White Pine (Pinus strobus)

White Pine (Pinus strobus)

White Pine limbed up

White Pine headed up

 

Douglas Fir (Pseudotsuga menziesii) planted in 2008

Douglas Fir (Pseudotsuga menziesii) planted in 2008

5 comments on “Christmas Trees Redux

  1. Anna/Flowergardengirl

    Sad, but funny. Sorry about the twister that came through and tha is awful to take out such old trees. But it is funny to see all your Christmas trees in such a state.

    1. jw

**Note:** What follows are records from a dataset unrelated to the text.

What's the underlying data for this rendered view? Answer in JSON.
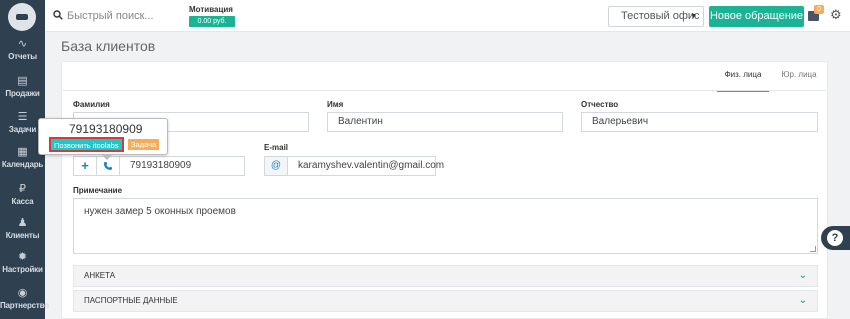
{
  "sidebar": {
    "items": [
      {
        "label": "Отчеты",
        "icon": "chart-line-icon",
        "glyph": "∿"
      },
      {
        "label": "Продажи",
        "icon": "document-icon",
        "glyph": "▤"
      },
      {
        "label": "Задачи",
        "icon": "list-icon",
        "glyph": "☰"
      },
      {
        "label": "Календарь",
        "icon": "calendar-icon",
        "glyph": "▦"
      },
      {
        "label": "Касса",
        "icon": "ruble-icon",
        "glyph": "₽"
      },
      {
        "label": "Клиенты",
        "icon": "users-icon",
        "glyph": "♟"
      },
      {
        "label": "Настройки",
        "icon": "gear-icon",
        "glyph": "✹"
      },
      {
        "label": "Партнерство",
        "icon": "eye-icon",
        "glyph": "◉"
      }
    ]
  },
  "topbar": {
    "search_placeholder": "Быстрый поиск...",
    "motivation_label": "Мотивация",
    "motivation_value": "0.00 руб.",
    "office_select": "Тестовый офис",
    "new_appeal_button": "Новое обращение",
    "notification_count": "0"
  },
  "page": {
    "title": "База клиентов"
  },
  "tabs": {
    "individual": "Физ. лица",
    "legal": "Юр. лица"
  },
  "form": {
    "surname_label": "Фамилия",
    "name_label": "Имя",
    "name_value": "Валентин",
    "patronymic_label": "Отчество",
    "patronymic_value": "Валерьевич",
    "email_label": "E-mail",
    "email_value": "karamyshev.valentin@gmail.com",
    "phone_value": "79193180909",
    "note_label": "Примечание",
    "note_value": "нужен замер 5 оконных проемов"
  },
  "tooltip": {
    "number": "79193180909",
    "call_button": "Позвонить itoolabs",
    "task_button": "Задача"
  },
  "accordions": {
    "questionnaire": "АНКЕТА",
    "passport": "ПАСПОРТНЫЕ ДАННЫЕ"
  },
  "colors": {
    "sidebar_bg": "#2f4050",
    "accent_green": "#1ab394",
    "accent_blue": "#1c84c6",
    "badge_orange": "#f8ac59",
    "call_cyan": "#23c6c8",
    "highlight_red": "#d9383a"
  }
}
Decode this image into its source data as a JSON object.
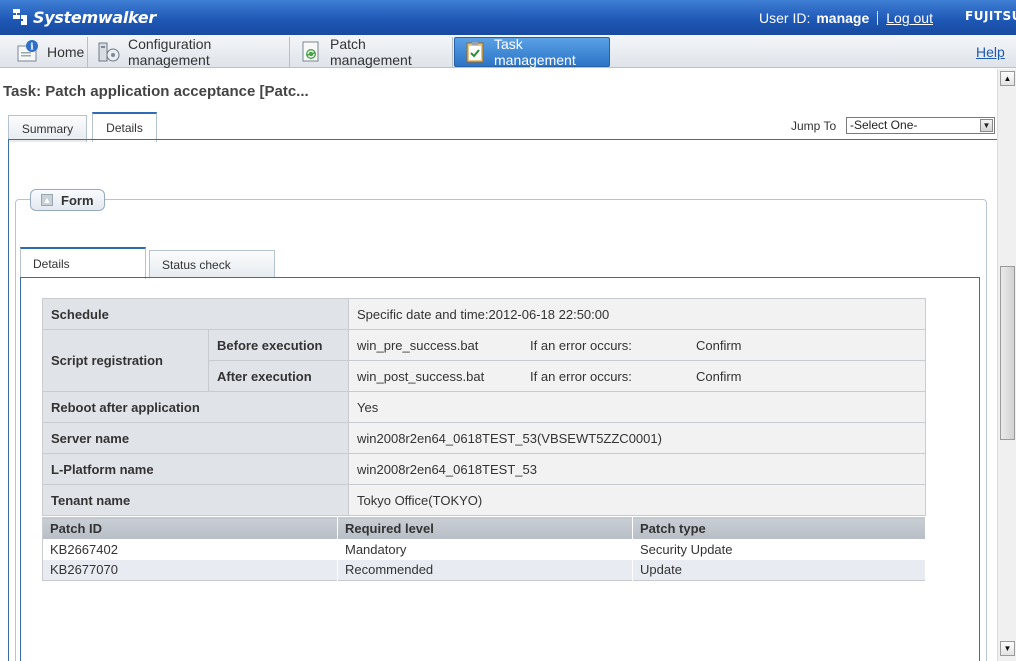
{
  "header": {
    "brand": "Systemwalker",
    "user_label": "User ID:",
    "user_name": "manage",
    "logout": "Log out",
    "vendor": "FUJITSU"
  },
  "nav": {
    "items": [
      {
        "label": "Home",
        "icon": "home-info-icon"
      },
      {
        "label": "Configuration management",
        "icon": "configuration-icon"
      },
      {
        "label": "Patch management",
        "icon": "patch-icon"
      },
      {
        "label": "Task management",
        "icon": "task-clipboard-icon"
      }
    ],
    "active": "Task management",
    "help": "Help"
  },
  "page": {
    "title": "Task: Patch application acceptance [Patc...",
    "tabs": [
      "Summary",
      "Details"
    ],
    "active_tab": "Details",
    "jump_to_label": "Jump To",
    "jump_to_value": "-Select One-"
  },
  "form": {
    "legend": "Form",
    "tabs": [
      "Details",
      "Status check"
    ],
    "active_tab": "Details",
    "details": {
      "schedule_label": "Schedule",
      "schedule_value": "Specific date and time:2012-06-18 22:50:00",
      "script_label": "Script registration",
      "before_label": "Before execution",
      "before_script": "win_pre_success.bat",
      "before_error_label": "If an error occurs:",
      "before_error_value": "Confirm",
      "after_label": "After execution",
      "after_script": "win_post_success.bat",
      "after_error_label": "If an error occurs:",
      "after_error_value": "Confirm",
      "reboot_label": "Reboot after application",
      "reboot_value": "Yes",
      "server_label": "Server name",
      "server_value": "win2008r2en64_0618TEST_53(VBSEWT5ZZC0001)",
      "lplatform_label": "L-Platform name",
      "lplatform_value": "win2008r2en64_0618TEST_53",
      "tenant_label": "Tenant name",
      "tenant_value": "Tokyo Office(TOKYO)"
    },
    "patches": {
      "headers": [
        "Patch ID",
        "Required level",
        "Patch type"
      ],
      "rows": [
        [
          "KB2667402",
          "Mandatory",
          "Security Update"
        ],
        [
          "KB2677070",
          "Recommended",
          "Update"
        ]
      ]
    }
  },
  "colors": {
    "header_blue": "#1d56b4",
    "active_nav": "#2d74c6",
    "tab_border": "#3a6ea8"
  }
}
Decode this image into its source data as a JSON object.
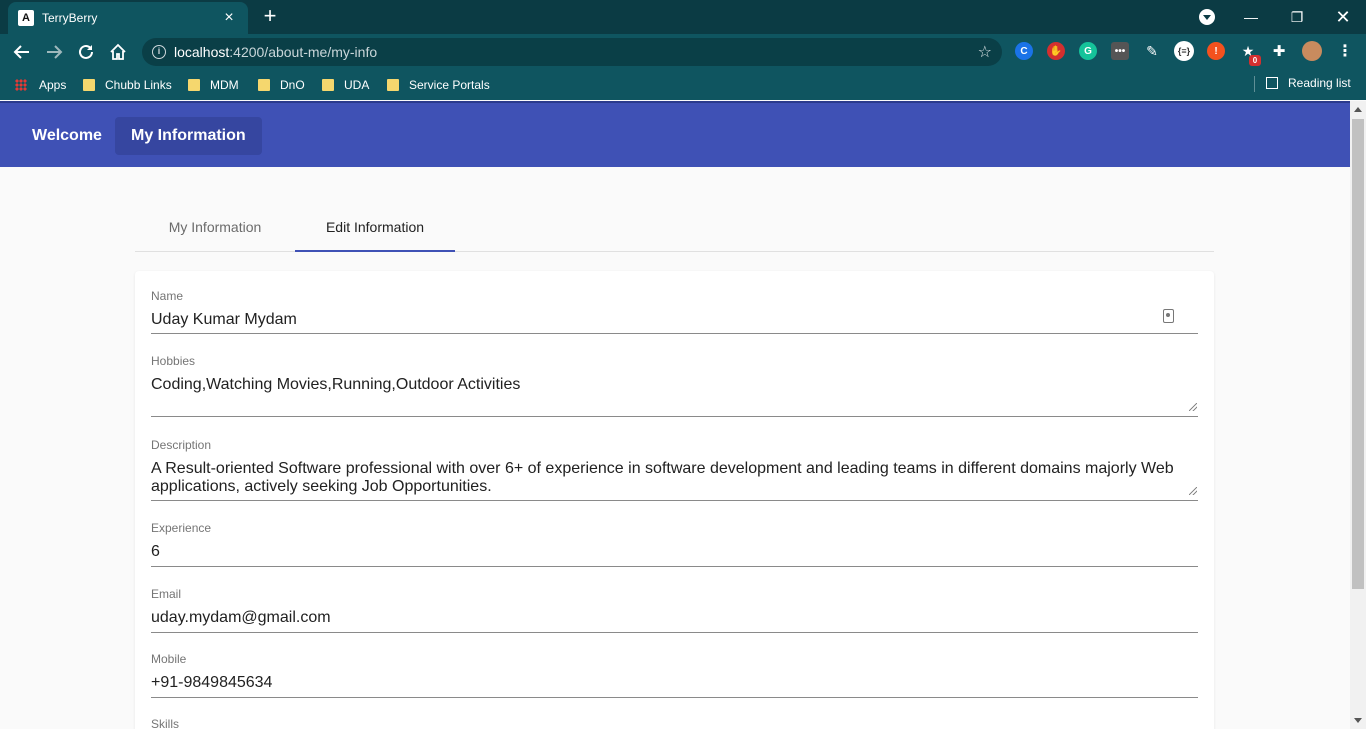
{
  "browser": {
    "tab_title": "TerryBerry",
    "tab_favicon_letter": "A",
    "url_host": "localhost",
    "url_rest": ":4200/about-me/my-info",
    "bookmarks": [
      "Apps",
      "Chubb Links",
      "MDM",
      "DnO",
      "UDA",
      "Service Portals"
    ],
    "reading_list": "Reading list",
    "extension_badge": "0"
  },
  "appbar": {
    "nav": [
      "Welcome",
      "My Information"
    ]
  },
  "tabs": [
    "My Information",
    "Edit Information"
  ],
  "form": {
    "name": {
      "label": "Name",
      "value": "Uday Kumar Mydam"
    },
    "hobbies": {
      "label": "Hobbies",
      "value": "Coding,Watching Movies,Running,Outdoor Activities"
    },
    "description": {
      "label": "Description",
      "line1": "A Result-oriented Software professional with over 6+ of experience in software development and leading teams in different domains majorly Web",
      "line2": "applications, actively seeking Job Opportunities."
    },
    "experience": {
      "label": "Experience",
      "value": "6"
    },
    "email": {
      "label": "Email",
      "value": "uday.mydam@gmail.com"
    },
    "mobile": {
      "label": "Mobile",
      "value": "+91-9849845634"
    },
    "skills": {
      "label": "Skills"
    }
  },
  "colors": {
    "primary": "#3f51b5",
    "chrome_dark": "#0b3b44",
    "chrome": "#0f5560"
  }
}
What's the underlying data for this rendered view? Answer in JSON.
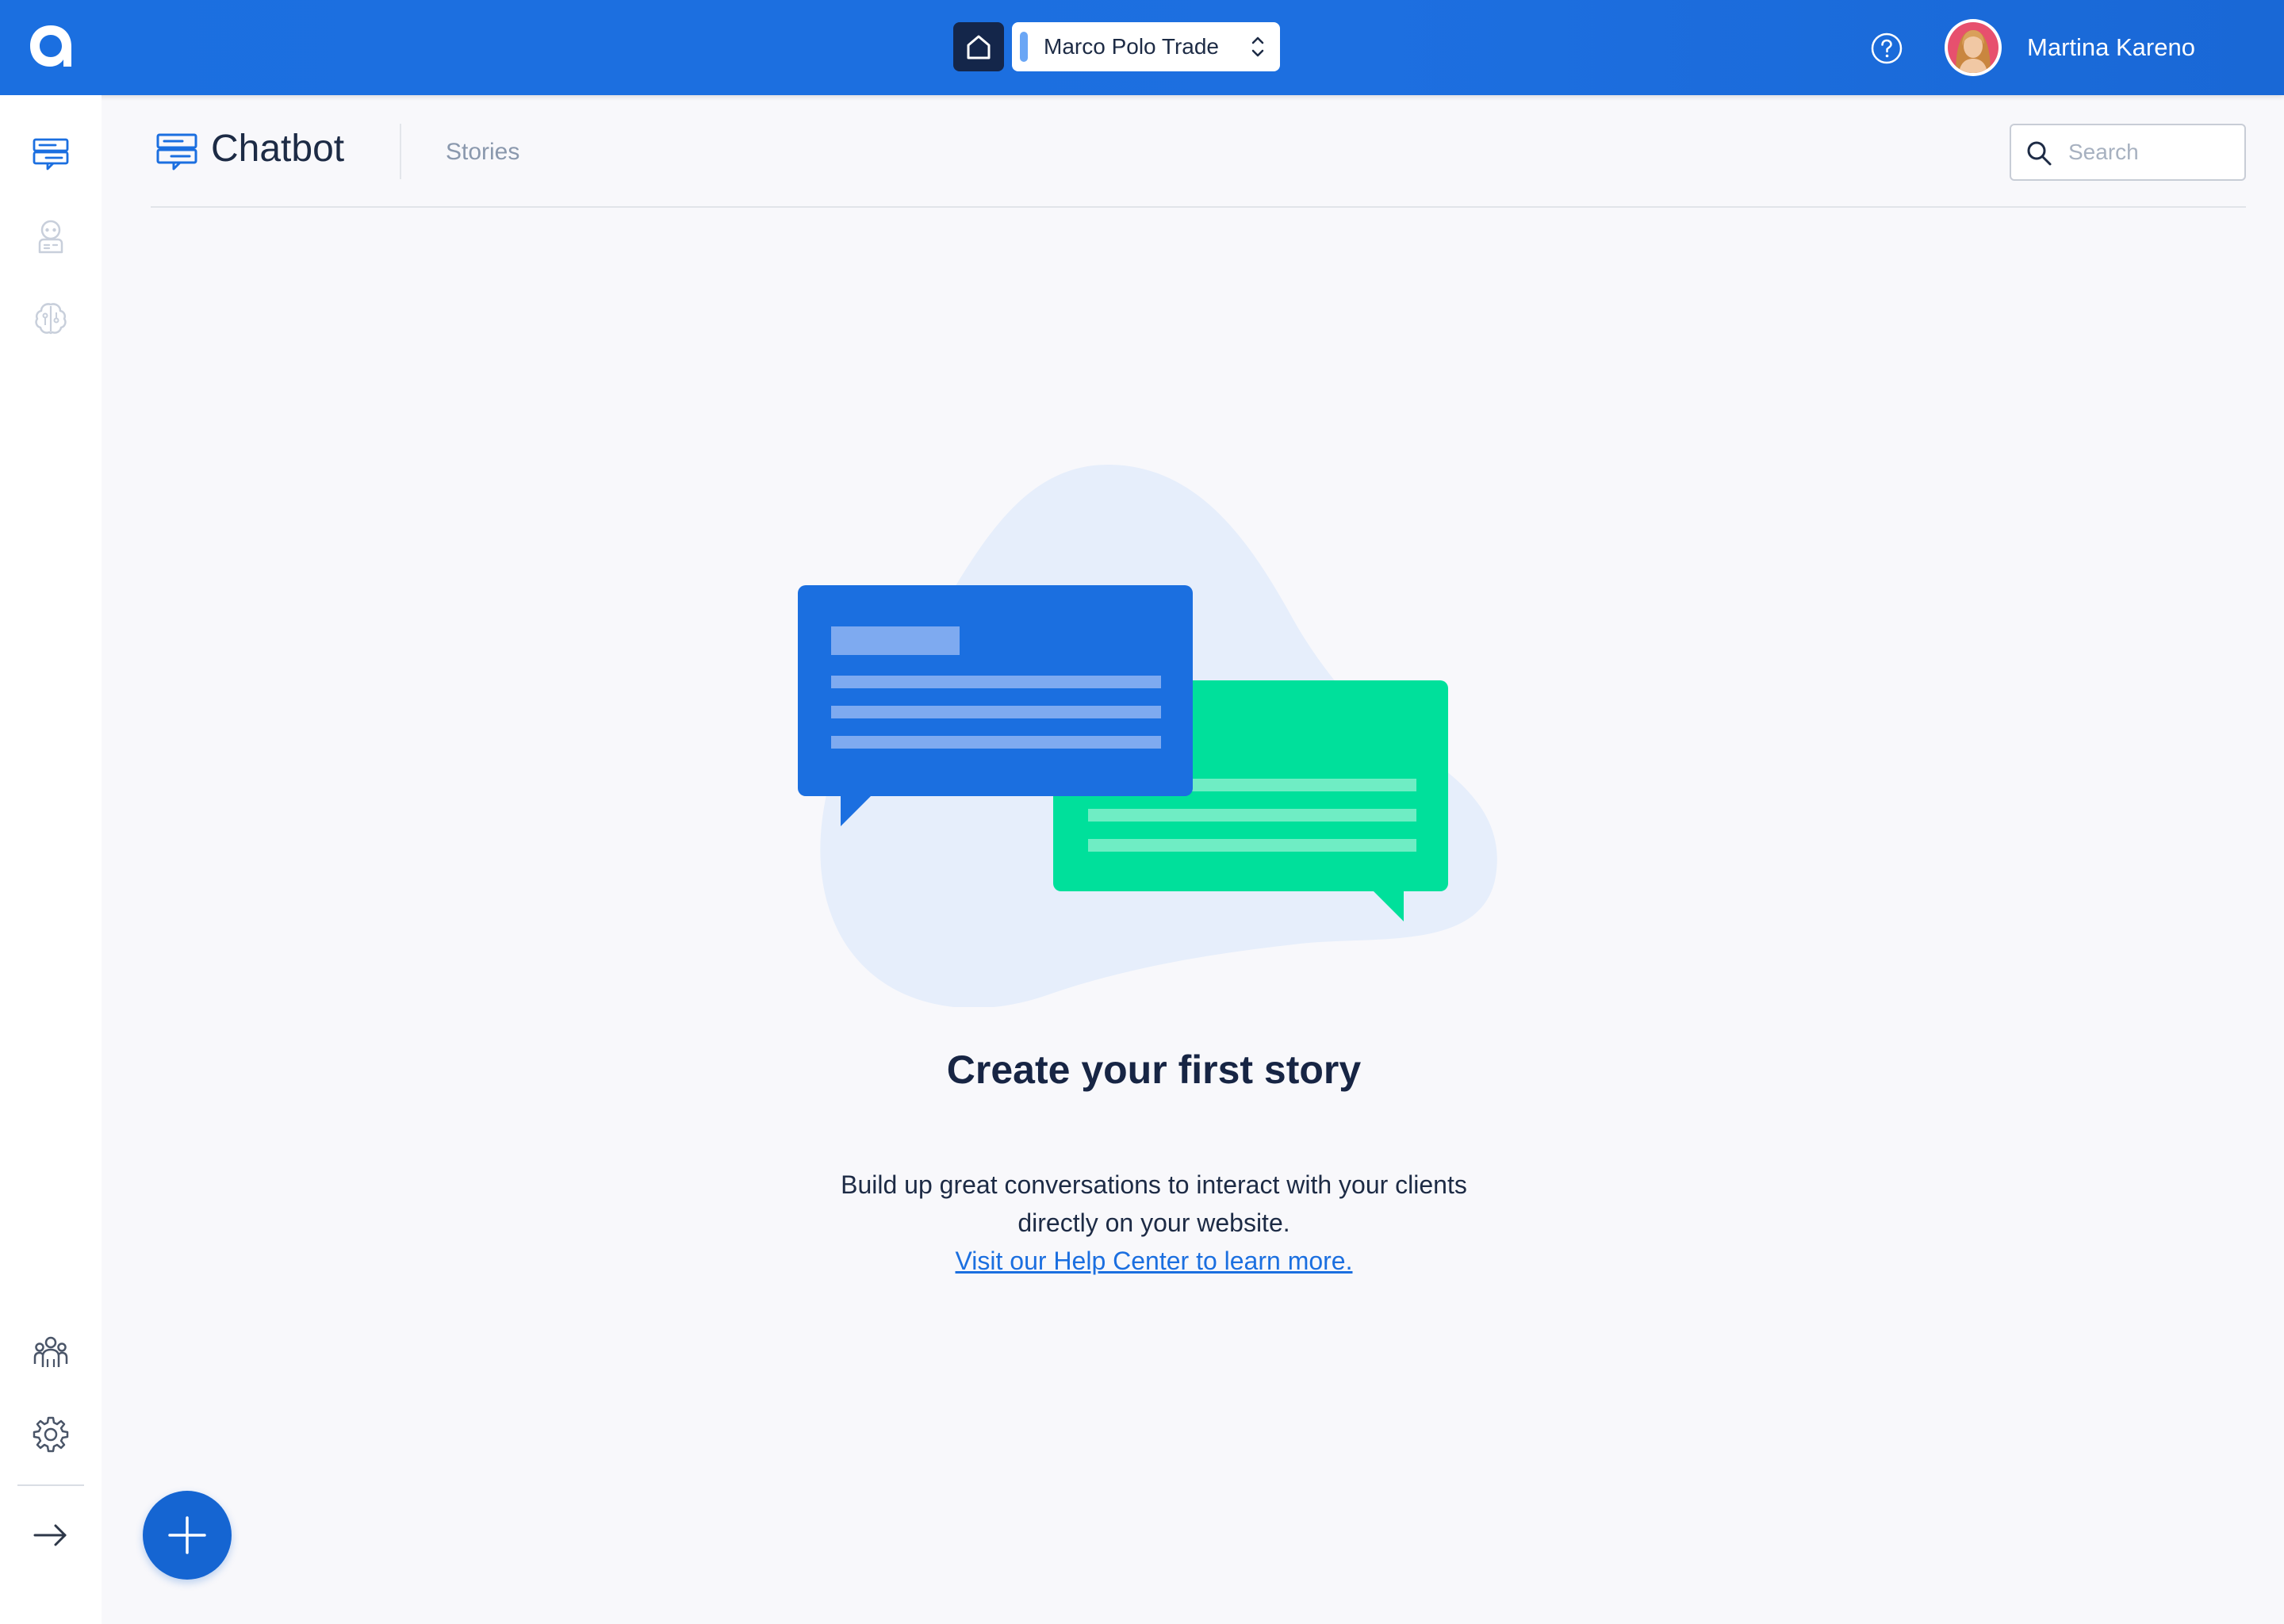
{
  "topbar": {
    "logo_icon": "app-logo-a",
    "home_icon": "home-icon",
    "workspace": {
      "name": "Marco Polo Trade",
      "chevron_icon": "chevron-updown-icon"
    },
    "help_icon": "help-circle-icon",
    "user": {
      "name": "Martina Kareno",
      "avatar_icon": "user-avatar"
    }
  },
  "rail": {
    "top_items": [
      {
        "icon": "chatbot-icon",
        "active": true
      },
      {
        "icon": "robot-icon",
        "active": false
      },
      {
        "icon": "brain-icon",
        "active": false
      }
    ],
    "bottom_items": [
      {
        "icon": "team-icon"
      },
      {
        "icon": "gear-icon"
      },
      {
        "icon": "arrow-right-icon"
      }
    ]
  },
  "header": {
    "title": "Chatbot",
    "title_icon": "chatbot-icon",
    "tabs": [
      {
        "label": "Stories"
      }
    ],
    "search": {
      "placeholder": "Search",
      "value": ""
    }
  },
  "empty_state": {
    "title": "Create your first story",
    "description_line1": "Build up great conversations to interact with your clients",
    "description_line2": "directly on your website.",
    "link_text": "Visit our Help Center to learn more."
  },
  "fab": {
    "icon": "plus-icon"
  },
  "colors": {
    "brand_blue": "#1b6fe0",
    "navy": "#14264a",
    "green": "#00e09b",
    "blob": "#e8f0fb",
    "background": "#f8f8fb"
  }
}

      Well, I guess I have to look at it philosophically. When we moved here the owner had planted a forest of Scots Pine — nothing else just Scots Pine. They all died after about 25-30 years. They are just not long-lived in Maryland. But what succeeded the pines is a nice deciduous forest of oaks, ash and cherry. By the way your Agastache pictures are really nice! We like them too and plan to expand are groupings this year.

  2. josh

    I always forget about that Douglas Fir on the side! Kind of a classic Fir specialty-growth, I feel – fitting in where it can. Those White Pines really seem to blossom the best in the open environment – makes me wonder what the Firs and Spruces would look like if they grew as much as those early White Pines!
    nice journal of pics.

    1. jw

      Well, I mean to keep a much closer eye on this latest Douglas Fir. I think I would like to establish a little patch of specimen evergreens down in that corner of the pasture. There’s a twisted White Pine and two Redwoods lined out in the vegetable garden at the moment.